## EXERCISE:
Please restate each entry word for word.

## LISTED RECORDS:
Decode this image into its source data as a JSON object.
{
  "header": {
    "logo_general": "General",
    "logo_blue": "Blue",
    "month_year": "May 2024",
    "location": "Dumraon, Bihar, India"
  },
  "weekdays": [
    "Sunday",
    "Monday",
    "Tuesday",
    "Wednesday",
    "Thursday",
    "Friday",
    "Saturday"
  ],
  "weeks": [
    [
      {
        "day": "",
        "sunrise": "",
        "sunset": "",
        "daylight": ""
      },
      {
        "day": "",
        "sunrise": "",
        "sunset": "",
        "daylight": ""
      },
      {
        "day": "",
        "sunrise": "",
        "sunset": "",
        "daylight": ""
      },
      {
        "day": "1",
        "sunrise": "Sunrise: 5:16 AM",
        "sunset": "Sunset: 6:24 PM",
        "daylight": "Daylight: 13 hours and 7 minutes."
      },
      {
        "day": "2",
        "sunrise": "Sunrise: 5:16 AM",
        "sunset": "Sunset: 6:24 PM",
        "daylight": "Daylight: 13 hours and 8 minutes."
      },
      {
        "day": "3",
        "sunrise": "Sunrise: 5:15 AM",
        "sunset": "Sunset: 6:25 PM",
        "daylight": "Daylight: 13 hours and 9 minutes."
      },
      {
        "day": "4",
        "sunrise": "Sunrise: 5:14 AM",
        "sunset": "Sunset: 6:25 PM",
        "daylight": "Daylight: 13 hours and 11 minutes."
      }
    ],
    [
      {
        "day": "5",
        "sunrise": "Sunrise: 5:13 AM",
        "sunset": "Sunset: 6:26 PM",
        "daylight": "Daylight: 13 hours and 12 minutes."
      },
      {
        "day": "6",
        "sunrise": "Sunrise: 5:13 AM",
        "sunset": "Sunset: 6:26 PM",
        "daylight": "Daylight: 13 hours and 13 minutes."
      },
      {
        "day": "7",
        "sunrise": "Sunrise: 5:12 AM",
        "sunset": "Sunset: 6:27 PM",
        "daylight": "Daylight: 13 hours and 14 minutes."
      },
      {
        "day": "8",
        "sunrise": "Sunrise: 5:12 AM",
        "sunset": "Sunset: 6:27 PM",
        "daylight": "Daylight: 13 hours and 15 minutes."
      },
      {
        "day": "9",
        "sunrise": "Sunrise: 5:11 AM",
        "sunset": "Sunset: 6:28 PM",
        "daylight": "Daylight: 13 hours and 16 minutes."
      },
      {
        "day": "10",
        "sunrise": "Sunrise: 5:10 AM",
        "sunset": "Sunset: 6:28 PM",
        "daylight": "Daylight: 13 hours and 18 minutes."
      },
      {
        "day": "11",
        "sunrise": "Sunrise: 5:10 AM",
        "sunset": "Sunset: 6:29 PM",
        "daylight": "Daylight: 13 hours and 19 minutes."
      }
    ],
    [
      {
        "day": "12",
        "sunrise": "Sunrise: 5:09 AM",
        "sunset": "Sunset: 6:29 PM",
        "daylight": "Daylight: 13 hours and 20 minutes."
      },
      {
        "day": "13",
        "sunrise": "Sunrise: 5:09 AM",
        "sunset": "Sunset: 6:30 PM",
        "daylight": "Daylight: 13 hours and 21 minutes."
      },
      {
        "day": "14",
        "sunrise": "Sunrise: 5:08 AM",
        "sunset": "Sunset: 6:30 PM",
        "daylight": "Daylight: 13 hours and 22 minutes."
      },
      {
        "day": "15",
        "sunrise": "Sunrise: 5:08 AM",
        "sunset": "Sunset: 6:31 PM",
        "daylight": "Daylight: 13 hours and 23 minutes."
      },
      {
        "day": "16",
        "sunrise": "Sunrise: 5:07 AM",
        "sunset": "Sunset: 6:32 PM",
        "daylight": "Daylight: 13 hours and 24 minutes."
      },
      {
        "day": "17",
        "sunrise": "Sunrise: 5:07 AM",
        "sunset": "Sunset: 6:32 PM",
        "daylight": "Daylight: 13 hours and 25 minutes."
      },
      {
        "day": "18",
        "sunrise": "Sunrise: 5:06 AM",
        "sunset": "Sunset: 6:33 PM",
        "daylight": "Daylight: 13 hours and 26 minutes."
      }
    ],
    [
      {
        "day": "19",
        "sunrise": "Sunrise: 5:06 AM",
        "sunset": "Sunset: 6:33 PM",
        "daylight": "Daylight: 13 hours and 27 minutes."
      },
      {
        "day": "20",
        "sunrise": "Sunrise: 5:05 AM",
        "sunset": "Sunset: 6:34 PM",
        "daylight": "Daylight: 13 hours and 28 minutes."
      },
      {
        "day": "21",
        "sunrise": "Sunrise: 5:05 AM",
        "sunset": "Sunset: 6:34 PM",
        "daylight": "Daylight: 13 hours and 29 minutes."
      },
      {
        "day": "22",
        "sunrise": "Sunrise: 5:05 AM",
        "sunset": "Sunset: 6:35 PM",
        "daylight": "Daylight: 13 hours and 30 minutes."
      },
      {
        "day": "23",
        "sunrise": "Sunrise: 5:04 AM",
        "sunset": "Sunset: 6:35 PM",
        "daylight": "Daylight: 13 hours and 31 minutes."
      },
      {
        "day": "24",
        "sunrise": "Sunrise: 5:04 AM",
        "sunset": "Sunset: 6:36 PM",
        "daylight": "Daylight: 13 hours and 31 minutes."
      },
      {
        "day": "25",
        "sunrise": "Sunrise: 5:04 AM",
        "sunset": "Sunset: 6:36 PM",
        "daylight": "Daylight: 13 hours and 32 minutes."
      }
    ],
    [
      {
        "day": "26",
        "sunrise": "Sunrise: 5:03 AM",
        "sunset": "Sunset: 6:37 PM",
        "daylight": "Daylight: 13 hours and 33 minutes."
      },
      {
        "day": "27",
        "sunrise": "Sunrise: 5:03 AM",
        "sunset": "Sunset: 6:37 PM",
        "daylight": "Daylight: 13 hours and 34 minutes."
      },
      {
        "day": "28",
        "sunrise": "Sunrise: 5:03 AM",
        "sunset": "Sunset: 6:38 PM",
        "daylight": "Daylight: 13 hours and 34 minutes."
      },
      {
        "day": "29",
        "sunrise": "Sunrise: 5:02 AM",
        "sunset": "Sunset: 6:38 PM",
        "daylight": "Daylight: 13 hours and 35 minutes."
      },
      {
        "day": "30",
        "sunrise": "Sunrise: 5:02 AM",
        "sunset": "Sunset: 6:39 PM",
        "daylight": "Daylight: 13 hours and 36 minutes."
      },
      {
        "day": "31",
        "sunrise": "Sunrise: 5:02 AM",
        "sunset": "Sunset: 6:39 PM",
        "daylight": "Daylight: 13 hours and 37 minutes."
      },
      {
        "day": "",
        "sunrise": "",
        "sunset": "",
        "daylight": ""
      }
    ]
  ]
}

## EXERCISE ANSWER:
Decode this image into its source data as a JSON object.
{
  "header": {
    "logo_general": "General",
    "logo_blue": "Blue",
    "month_year": "May 2024",
    "location": "Dumraon, Bihar, India"
  },
  "weekdays": [
    "Sunday",
    "Monday",
    "Tuesday",
    "Wednesday",
    "Thursday",
    "Friday",
    "Saturday"
  ],
  "weeks": [
    [
      {
        "day": "",
        "sunrise": "",
        "sunset": "",
        "daylight": ""
      },
      {
        "day": "",
        "sunrise": "",
        "sunset": "",
        "daylight": ""
      },
      {
        "day": "",
        "sunrise": "",
        "sunset": "",
        "daylight": ""
      },
      {
        "day": "1",
        "sunrise": "Sunrise: 5:16 AM",
        "sunset": "Sunset: 6:24 PM",
        "daylight": "Daylight: 13 hours and 7 minutes."
      },
      {
        "day": "2",
        "sunrise": "Sunrise: 5:16 AM",
        "sunset": "Sunset: 6:24 PM",
        "daylight": "Daylight: 13 hours and 8 minutes."
      },
      {
        "day": "3",
        "sunrise": "Sunrise: 5:15 AM",
        "sunset": "Sunset: 6:25 PM",
        "daylight": "Daylight: 13 hours and 9 minutes."
      },
      {
        "day": "4",
        "sunrise": "Sunrise: 5:14 AM",
        "sunset": "Sunset: 6:25 PM",
        "daylight": "Daylight: 13 hours and 11 minutes."
      }
    ],
    [
      {
        "day": "5",
        "sunrise": "Sunrise: 5:13 AM",
        "sunset": "Sunset: 6:26 PM",
        "daylight": "Daylight: 13 hours and 12 minutes."
      },
      {
        "day": "6",
        "sunrise": "Sunrise: 5:13 AM",
        "sunset": "Sunset: 6:26 PM",
        "daylight": "Daylight: 13 hours and 13 minutes."
      },
      {
        "day": "7",
        "sunrise": "Sunrise: 5:12 AM",
        "sunset": "Sunset: 6:27 PM",
        "daylight": "Daylight: 13 hours and 14 minutes."
      },
      {
        "day": "8",
        "sunrise": "Sunrise: 5:12 AM",
        "sunset": "Sunset: 6:27 PM",
        "daylight": "Daylight: 13 hours and 15 minutes."
      },
      {
        "day": "9",
        "sunrise": "Sunrise: 5:11 AM",
        "sunset": "Sunset: 6:28 PM",
        "daylight": "Daylight: 13 hours and 16 minutes."
      },
      {
        "day": "10",
        "sunrise": "Sunrise: 5:10 AM",
        "sunset": "Sunset: 6:28 PM",
        "daylight": "Daylight: 13 hours and 18 minutes."
      },
      {
        "day": "11",
        "sunrise": "Sunrise: 5:10 AM",
        "sunset": "Sunset: 6:29 PM",
        "daylight": "Daylight: 13 hours and 19 minutes."
      }
    ],
    [
      {
        "day": "12",
        "sunrise": "Sunrise: 5:09 AM",
        "sunset": "Sunset: 6:29 PM",
        "daylight": "Daylight: 13 hours and 20 minutes."
      },
      {
        "day": "13",
        "sunrise": "Sunrise: 5:09 AM",
        "sunset": "Sunset: 6:30 PM",
        "daylight": "Daylight: 13 hours and 21 minutes."
      },
      {
        "day": "14",
        "sunrise": "Sunrise: 5:08 AM",
        "sunset": "Sunset: 6:30 PM",
        "daylight": "Daylight: 13 hours and 22 minutes."
      },
      {
        "day": "15",
        "sunrise": "Sunrise: 5:08 AM",
        "sunset": "Sunset: 6:31 PM",
        "daylight": "Daylight: 13 hours and 23 minutes."
      },
      {
        "day": "16",
        "sunrise": "Sunrise: 5:07 AM",
        "sunset": "Sunset: 6:32 PM",
        "daylight": "Daylight: 13 hours and 24 minutes."
      },
      {
        "day": "17",
        "sunrise": "Sunrise: 5:07 AM",
        "sunset": "Sunset: 6:32 PM",
        "daylight": "Daylight: 13 hours and 25 minutes."
      },
      {
        "day": "18",
        "sunrise": "Sunrise: 5:06 AM",
        "sunset": "Sunset: 6:33 PM",
        "daylight": "Daylight: 13 hours and 26 minutes."
      }
    ],
    [
      {
        "day": "19",
        "sunrise": "Sunrise: 5:06 AM",
        "sunset": "Sunset: 6:33 PM",
        "daylight": "Daylight: 13 hours and 27 minutes."
      },
      {
        "day": "20",
        "sunrise": "Sunrise: 5:05 AM",
        "sunset": "Sunset: 6:34 PM",
        "daylight": "Daylight: 13 hours and 28 minutes."
      },
      {
        "day": "21",
        "sunrise": "Sunrise: 5:05 AM",
        "sunset": "Sunset: 6:34 PM",
        "daylight": "Daylight: 13 hours and 29 minutes."
      },
      {
        "day": "22",
        "sunrise": "Sunrise: 5:05 AM",
        "sunset": "Sunset: 6:35 PM",
        "daylight": "Daylight: 13 hours and 30 minutes."
      },
      {
        "day": "23",
        "sunrise": "Sunrise: 5:04 AM",
        "sunset": "Sunset: 6:35 PM",
        "daylight": "Daylight: 13 hours and 31 minutes."
      },
      {
        "day": "24",
        "sunrise": "Sunrise: 5:04 AM",
        "sunset": "Sunset: 6:36 PM",
        "daylight": "Daylight: 13 hours and 31 minutes."
      },
      {
        "day": "25",
        "sunrise": "Sunrise: 5:04 AM",
        "sunset": "Sunset: 6:36 PM",
        "daylight": "Daylight: 13 hours and 32 minutes."
      }
    ],
    [
      {
        "day": "26",
        "sunrise": "Sunrise: 5:03 AM",
        "sunset": "Sunset: 6:37 PM",
        "daylight": "Daylight: 13 hours and 33 minutes."
      },
      {
        "day": "27",
        "sunrise": "Sunrise: 5:03 AM",
        "sunset": "Sunset: 6:37 PM",
        "daylight": "Daylight: 13 hours and 34 minutes."
      },
      {
        "day": "28",
        "sunrise": "Sunrise: 5:03 AM",
        "sunset": "Sunset: 6:38 PM",
        "daylight": "Daylight: 13 hours and 34 minutes."
      },
      {
        "day": "29",
        "sunrise": "Sunrise: 5:02 AM",
        "sunset": "Sunset: 6:38 PM",
        "daylight": "Daylight: 13 hours and 35 minutes."
      },
      {
        "day": "30",
        "sunrise": "Sunrise: 5:02 AM",
        "sunset": "Sunset: 6:39 PM",
        "daylight": "Daylight: 13 hours and 36 minutes."
      },
      {
        "day": "31",
        "sunrise": "Sunrise: 5:02 AM",
        "sunset": "Sunset: 6:39 PM",
        "daylight": "Daylight: 13 hours and 37 minutes."
      },
      {
        "day": "",
        "sunrise": "",
        "sunset": "",
        "daylight": ""
      }
    ]
  ]
}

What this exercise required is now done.